    Video

    Video Kurdish Football Team Helps War-Torn City Cope

    With the conflict still raging across much of Turkey’s predominantly Kurdish southeast, between the rebel PKK and the Turkish state, many Kurds are trying to escape the turmoil by focusing on the success of their football team Amedspor in Diyarbakir. The club is increasingly becoming a symbol for Kurds, not only in Diyarbakir but beyond. Dorian Jones reports from southeast Turkey.
    Video

    Video ‘The Lights of Africa’ - Through the Eyes of 54 Artists

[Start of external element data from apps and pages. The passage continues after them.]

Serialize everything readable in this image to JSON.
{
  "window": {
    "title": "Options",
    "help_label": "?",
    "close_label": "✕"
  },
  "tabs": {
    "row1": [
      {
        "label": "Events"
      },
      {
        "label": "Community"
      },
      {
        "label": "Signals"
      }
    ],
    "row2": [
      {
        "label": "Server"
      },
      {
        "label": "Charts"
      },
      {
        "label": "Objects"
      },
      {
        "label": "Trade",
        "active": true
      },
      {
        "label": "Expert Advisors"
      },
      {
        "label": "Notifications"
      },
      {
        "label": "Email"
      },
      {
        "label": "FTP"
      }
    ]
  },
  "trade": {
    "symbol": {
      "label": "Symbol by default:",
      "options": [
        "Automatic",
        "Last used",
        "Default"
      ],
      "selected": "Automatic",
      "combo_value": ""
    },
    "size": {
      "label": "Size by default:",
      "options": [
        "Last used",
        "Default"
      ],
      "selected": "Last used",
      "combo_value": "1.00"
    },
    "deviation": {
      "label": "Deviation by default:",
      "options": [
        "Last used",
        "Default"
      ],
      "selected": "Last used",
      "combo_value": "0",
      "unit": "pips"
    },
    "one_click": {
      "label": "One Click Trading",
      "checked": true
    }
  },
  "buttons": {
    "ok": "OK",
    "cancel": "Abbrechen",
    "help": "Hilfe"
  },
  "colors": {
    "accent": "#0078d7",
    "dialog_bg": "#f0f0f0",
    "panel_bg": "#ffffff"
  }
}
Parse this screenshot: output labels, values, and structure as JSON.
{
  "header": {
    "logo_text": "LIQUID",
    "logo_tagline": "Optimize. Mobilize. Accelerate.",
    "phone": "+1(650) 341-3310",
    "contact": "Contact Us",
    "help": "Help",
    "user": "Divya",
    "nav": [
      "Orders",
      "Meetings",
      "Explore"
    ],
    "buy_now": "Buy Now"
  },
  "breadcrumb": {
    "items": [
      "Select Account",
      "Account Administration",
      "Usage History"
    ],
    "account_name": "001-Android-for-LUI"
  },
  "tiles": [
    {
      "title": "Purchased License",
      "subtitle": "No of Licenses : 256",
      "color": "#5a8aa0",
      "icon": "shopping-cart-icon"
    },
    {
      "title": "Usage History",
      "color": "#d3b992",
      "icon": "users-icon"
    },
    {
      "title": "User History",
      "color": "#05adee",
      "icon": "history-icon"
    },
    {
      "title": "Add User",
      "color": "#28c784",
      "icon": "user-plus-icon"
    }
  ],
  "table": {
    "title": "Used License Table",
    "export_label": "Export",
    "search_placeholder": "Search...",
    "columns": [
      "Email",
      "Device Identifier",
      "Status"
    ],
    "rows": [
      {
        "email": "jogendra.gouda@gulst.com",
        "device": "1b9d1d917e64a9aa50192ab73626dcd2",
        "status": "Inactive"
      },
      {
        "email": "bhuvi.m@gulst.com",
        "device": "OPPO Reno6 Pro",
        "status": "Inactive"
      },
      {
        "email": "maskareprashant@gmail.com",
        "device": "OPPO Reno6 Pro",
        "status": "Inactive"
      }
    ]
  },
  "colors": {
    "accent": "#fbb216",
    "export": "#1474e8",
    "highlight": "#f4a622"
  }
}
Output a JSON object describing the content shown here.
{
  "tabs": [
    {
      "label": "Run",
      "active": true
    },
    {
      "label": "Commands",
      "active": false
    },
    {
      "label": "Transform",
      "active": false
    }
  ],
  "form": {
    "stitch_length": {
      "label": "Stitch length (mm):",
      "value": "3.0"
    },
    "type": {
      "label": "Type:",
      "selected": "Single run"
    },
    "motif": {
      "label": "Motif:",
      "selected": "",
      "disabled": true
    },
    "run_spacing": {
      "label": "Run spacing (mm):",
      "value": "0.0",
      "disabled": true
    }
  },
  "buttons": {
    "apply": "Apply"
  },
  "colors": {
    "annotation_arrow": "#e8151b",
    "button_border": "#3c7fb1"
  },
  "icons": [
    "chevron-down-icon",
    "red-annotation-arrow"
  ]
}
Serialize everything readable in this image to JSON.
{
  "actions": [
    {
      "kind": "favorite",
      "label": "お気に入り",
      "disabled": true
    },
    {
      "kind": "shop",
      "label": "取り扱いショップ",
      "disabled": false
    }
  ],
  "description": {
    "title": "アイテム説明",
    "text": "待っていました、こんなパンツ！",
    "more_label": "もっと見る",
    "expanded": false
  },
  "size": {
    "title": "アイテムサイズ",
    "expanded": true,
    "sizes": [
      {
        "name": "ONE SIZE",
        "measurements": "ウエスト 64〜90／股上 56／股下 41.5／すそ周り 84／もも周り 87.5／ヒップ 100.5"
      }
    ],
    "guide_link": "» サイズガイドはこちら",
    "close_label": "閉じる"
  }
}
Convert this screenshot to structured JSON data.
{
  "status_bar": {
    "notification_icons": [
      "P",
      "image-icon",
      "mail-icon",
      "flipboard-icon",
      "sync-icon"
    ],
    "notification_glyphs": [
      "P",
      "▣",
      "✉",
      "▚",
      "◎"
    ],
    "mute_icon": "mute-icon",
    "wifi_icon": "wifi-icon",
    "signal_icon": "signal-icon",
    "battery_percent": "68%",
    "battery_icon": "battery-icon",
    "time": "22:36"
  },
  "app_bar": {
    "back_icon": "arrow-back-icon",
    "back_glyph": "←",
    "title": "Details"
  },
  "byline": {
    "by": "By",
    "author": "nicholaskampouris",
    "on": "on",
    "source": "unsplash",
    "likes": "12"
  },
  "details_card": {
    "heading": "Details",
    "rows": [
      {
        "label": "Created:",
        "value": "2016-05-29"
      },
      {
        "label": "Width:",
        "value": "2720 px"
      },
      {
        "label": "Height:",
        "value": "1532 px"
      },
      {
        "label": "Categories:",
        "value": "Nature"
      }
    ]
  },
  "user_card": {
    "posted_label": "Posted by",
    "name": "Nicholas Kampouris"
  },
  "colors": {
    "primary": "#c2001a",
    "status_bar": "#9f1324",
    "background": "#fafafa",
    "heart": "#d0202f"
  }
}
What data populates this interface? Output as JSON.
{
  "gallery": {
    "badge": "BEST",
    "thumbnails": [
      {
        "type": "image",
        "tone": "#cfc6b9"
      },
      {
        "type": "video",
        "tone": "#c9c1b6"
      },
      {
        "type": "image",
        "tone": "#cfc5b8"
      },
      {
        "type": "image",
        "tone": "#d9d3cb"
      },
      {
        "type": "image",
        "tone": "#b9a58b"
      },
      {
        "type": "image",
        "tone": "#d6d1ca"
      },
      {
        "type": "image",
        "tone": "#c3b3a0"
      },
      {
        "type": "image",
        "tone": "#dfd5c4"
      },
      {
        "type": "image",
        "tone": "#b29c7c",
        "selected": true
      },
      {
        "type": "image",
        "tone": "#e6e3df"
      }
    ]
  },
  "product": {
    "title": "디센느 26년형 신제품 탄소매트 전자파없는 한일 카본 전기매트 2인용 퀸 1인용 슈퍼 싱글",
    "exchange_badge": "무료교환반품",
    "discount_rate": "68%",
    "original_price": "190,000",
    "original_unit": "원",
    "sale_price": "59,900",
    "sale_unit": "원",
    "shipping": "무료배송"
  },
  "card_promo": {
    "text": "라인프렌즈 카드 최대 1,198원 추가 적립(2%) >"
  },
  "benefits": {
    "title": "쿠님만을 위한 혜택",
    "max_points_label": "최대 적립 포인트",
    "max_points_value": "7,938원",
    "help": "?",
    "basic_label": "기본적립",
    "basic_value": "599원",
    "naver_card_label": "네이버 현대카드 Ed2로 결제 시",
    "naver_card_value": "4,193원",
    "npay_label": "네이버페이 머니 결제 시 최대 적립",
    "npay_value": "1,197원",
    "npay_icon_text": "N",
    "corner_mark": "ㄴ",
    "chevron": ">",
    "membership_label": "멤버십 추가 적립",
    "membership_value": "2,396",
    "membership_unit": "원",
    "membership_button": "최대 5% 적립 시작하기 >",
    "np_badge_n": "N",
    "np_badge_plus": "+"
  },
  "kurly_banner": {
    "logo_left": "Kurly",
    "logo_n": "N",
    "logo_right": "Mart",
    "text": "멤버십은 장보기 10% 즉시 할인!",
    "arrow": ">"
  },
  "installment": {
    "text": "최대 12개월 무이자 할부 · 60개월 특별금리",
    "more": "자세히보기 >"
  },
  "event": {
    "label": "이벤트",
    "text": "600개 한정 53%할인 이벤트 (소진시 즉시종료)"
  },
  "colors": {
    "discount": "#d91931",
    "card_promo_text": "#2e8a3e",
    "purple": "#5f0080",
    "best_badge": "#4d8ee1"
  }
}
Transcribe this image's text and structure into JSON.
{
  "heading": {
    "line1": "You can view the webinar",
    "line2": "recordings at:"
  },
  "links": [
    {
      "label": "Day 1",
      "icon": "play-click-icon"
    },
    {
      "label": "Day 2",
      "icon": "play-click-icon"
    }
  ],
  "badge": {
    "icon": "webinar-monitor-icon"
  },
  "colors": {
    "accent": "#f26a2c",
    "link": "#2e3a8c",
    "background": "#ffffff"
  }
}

    An exhibition bringing together the work of 54 African artists, one from each country, is touring the continent after debuting at COP21 in Paris. Called "Lumières d'Afrique," the show centers on access to electricity and, more figuratively, ideas that enlighten. Emilie Iob reports from Abidjan, the exhibition's first stop.
    Video

    Video Florida’s Weeki Wachee ‘Mermaids’ Make a Splash

    Since 1947, ‘mermaids’ have fascinated tourists at central Florida’s Weeki Wachee Springs State Park with their fluid movements and synchronized ballet. Performing underwater has its challenges, including cold temperatures and a steady current, as VOA’s Lin Yang and Joseph Mok report.
    Video

    Video Somali, African Union Forces Face Resurgent Al-Shabab

    The Islamic State terror group claimed its first attack in Somalia earlier this week, though the claim has not been verified by forces on the ground. Meanwhile, al-Shabab militants have stepped up their attacks as Somalia prepares for elections later this year. Henry Ridgwell reports there are growing frustrations among Somalia’s Western backers over the country’s slow progress in forming its own armed forces to establish security after 25 years of chaos.
    Video

    Video Nigerians Feel Bite of Buhari Economic Policy

    Despite the global drop in the price of oil, Nigerian President Muhammadu Buhari has refused to allow the country's currency to devalue, leading to a shortage of foreign exchange. Chris Stein reports from Lagos businessmen and consumers are feeling the impact as the country deals with a severe fuel shortage.

    Special Report

    Adrift The Invisible African Diaspora